Will a rocket ride to the skies finally prove to a flat-Earth conspiracy theorist that the world is indeed spherical in shape?
Will there be proof that the Earth is flat? [Image by Elena Schweitzer/Shutterstock]
You may have heard of a vocal 61-year-old flat earther called “Mad” Mike Hughes who isn’t convinced that the Earth is in the shape of a sphere (it is, just to be clear). He also apparently doesn’t believe in science, and thinks that schools are “programming centers”. He’s now known for attempting to launch a rocket in a bid to prove that the Earth is indeed flat.
Back in November of last year, Hughes was already set to launch a homemade rocket to the sky. However, this attempt never got off the ground due to government regulations. He had planned to go up to 550 meters above the Mojave Desert, a height from which he planned to take photos that prove his assertions that the Earth is a disc.
Mike Hughes doesn't like the term "flat earther", though he named his own rocket "Flat Earth". [Photo by Mike Hughes/Facebook]
Hughes planned to launch his rocket from a ramp built in a ghost town called Amboy. The rocket was supposed to fly at a speed of 500 mph, and Hughes was supposed to parachute to safety before the rocket crashed in a location about a mile away. However, this location happened to be within a property owned by the Bureau of Land Management (BLM). The BLM put a stop on Hughes’s plans when they finally heard about it.
However, Hughes has reportedly built another rocket which he plans to launch from private land in Amboy on February 3. It seems that the intent is to have the rocket fly vertically and land in Hughes’s own property. This way, no pesky government entities will be able to stop the launch—at least, that’s the theory.
If it seems strange that a self-proclaimed non-believer in science was able to build a rocket, well, that’s because it is. "I know about aerodynamics and fluid dynamics and how things move through the air, about the certain size of rocket nozzles, and thrust,” Hughes says. “But that’s not science, that’s just a formula. There’s no difference between science and science fiction."

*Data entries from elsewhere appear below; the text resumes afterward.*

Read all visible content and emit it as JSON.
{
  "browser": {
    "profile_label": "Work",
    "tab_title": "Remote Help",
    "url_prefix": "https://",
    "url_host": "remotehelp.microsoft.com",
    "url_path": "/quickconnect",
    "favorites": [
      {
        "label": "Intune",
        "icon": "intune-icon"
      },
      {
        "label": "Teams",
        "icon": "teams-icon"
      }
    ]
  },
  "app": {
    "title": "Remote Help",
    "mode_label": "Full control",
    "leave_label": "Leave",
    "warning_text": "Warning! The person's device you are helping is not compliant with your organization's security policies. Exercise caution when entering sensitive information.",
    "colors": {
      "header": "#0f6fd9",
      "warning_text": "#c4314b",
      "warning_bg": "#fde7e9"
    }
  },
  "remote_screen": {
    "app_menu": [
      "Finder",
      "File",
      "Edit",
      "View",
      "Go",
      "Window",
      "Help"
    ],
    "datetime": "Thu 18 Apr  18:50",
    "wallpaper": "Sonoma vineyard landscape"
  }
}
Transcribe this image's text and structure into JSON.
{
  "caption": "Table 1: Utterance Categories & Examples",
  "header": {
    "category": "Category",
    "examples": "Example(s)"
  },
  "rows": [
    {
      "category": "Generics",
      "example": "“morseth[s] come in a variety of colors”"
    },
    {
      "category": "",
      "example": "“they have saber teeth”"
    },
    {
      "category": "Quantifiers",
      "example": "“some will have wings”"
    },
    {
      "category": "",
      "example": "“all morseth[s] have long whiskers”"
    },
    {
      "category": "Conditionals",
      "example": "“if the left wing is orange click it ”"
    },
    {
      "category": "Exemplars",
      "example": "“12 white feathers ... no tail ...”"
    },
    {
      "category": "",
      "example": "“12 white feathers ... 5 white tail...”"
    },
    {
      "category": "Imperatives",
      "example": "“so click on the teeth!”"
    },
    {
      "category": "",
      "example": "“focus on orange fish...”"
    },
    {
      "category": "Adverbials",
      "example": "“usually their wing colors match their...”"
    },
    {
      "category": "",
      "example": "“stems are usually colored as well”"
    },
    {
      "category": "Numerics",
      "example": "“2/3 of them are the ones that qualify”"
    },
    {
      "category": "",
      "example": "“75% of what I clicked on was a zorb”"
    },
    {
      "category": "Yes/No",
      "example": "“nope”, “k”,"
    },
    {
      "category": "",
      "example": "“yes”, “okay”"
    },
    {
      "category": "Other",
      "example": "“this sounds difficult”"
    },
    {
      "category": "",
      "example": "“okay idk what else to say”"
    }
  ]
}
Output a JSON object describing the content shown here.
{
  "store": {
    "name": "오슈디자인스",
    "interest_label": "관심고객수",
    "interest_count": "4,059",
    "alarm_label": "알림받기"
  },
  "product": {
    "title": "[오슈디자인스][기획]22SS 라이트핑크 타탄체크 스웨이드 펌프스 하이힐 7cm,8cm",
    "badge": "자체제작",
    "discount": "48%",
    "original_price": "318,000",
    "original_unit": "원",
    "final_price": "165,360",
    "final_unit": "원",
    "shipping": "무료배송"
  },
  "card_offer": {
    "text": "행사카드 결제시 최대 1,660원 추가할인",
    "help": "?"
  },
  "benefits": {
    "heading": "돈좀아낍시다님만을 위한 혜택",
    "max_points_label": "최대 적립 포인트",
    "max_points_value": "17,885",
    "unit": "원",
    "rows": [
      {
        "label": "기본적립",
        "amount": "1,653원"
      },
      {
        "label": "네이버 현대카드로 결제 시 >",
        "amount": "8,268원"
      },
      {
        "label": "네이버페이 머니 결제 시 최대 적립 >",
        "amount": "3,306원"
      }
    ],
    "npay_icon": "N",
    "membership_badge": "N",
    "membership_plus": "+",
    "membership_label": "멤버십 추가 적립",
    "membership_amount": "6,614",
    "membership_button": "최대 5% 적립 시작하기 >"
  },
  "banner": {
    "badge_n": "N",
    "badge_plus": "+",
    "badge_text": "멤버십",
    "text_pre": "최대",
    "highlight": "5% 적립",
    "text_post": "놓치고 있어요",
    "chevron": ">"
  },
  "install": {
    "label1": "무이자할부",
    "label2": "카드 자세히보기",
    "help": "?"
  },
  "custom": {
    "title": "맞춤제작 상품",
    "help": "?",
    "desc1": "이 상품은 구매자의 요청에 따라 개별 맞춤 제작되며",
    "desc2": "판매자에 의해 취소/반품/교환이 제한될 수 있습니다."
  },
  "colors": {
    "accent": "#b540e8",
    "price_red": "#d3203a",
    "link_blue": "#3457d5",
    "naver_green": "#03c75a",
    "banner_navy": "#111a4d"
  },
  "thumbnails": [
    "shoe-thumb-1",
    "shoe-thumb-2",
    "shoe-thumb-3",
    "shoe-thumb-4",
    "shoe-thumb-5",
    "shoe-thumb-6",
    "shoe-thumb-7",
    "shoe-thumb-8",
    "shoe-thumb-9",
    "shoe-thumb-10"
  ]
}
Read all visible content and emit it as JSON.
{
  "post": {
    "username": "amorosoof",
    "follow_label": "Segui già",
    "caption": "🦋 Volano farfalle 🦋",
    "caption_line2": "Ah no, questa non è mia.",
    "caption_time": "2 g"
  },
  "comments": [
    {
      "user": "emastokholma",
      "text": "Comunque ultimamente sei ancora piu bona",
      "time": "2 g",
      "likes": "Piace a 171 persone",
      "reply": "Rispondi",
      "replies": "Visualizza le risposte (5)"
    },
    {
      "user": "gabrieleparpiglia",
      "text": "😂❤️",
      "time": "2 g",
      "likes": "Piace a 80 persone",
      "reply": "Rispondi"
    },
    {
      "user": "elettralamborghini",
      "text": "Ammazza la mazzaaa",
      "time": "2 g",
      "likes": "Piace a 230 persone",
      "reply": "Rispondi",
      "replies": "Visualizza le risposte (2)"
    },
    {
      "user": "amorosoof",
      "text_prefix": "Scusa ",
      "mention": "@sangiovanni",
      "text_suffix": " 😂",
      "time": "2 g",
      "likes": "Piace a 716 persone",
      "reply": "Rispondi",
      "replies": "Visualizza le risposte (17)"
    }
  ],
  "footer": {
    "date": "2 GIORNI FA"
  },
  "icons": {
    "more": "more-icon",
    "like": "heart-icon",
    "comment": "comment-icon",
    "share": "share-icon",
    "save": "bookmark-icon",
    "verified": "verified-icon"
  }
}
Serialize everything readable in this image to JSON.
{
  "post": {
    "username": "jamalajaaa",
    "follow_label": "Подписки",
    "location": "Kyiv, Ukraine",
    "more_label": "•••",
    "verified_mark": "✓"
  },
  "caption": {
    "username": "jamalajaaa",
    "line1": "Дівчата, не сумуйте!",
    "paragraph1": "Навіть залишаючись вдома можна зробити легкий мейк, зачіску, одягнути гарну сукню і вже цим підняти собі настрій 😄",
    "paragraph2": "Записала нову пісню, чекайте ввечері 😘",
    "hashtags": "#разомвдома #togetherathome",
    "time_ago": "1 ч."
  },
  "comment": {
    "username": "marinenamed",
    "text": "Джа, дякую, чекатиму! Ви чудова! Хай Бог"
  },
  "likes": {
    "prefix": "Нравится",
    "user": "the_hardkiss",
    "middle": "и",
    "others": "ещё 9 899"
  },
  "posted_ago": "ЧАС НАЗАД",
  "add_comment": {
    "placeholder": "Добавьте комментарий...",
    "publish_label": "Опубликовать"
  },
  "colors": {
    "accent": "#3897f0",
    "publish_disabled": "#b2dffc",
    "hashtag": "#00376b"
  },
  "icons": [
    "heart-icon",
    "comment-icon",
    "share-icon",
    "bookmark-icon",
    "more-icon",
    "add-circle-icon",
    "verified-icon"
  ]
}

The best way to approach that quote may just be to not think about it too much and just go along with the ride.
Finding the curvature of the Earth
You may not be wondering why there are still people who believe that the Earth is flat, as though there hasn’t been about 2,000 years’ worth of proof that the Earth is indeed spherical. Plus, space agencies have also released photos showing Earth’s actual shape. So what gives?
Simply put, flat earthers don’t believe those agencies, or any proof from sources that they do not deem to be credible. Thus, they’ll likely be more inclined to believe someone from their own ranks. So if people like Hughes want to build rockets and ride them to the skies, maybe we should just stand back and let them.
However, Hughes has said that this rocket launch is just for publicity, not for proof of anything. He intends to then use that publicity to raise funds for a launch that’s high enough to actually see the curvature of the Earth. We can see the curvature of the Earth at a height of about 10,600 meters above the surface—much higher than Hughes’s initial rocket flight.
Thus, it may be a while yet before flat Earthers come around, but luckily the curvature of the Earth will always be there.
Get weekly science updates in your inbox!